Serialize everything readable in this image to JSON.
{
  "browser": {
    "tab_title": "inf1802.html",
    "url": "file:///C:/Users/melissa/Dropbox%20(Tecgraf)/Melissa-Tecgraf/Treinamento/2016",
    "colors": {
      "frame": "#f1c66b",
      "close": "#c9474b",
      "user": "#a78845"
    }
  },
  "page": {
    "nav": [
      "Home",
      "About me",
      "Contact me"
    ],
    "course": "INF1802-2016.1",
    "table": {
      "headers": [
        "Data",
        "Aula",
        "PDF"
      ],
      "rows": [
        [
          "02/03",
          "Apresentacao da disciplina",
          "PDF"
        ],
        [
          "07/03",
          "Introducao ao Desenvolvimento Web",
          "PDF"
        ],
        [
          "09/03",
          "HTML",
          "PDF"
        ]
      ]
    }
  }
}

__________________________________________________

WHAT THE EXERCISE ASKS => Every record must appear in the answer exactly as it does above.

SOLUTION TO THIS PROBLEM =>
Serialize everything readable in this image to JSON.
{
  "browser": {
    "tab_title": "inf1802.html",
    "url": "file:///C:/Users/melissa/Dropbox%20(Tecgraf)/Melissa-Tecgraf/Treinamento/2016",
    "colors": {
      "frame": "#f1c66b",
      "close": "#c9474b",
      "user": "#a78845"
    }
  },
  "page": {
    "nav": [
      "Home",
      "About me",
      "Contact me"
    ],
    "course": "INF1802-2016.1",
    "table": {
      "headers": [
        "Data",
        "Aula",
        "PDF"
      ],
      "rows": [
        [
          "02/03",
          "Apresentacao da disciplina",
          "PDF"
        ],
        [
          "07/03",
          "Introducao ao Desenvolvimento Web",
          "PDF"
        ],
        [
          "09/03",
          "HTML",
          "PDF"
        ]
      ]
    }
  }
}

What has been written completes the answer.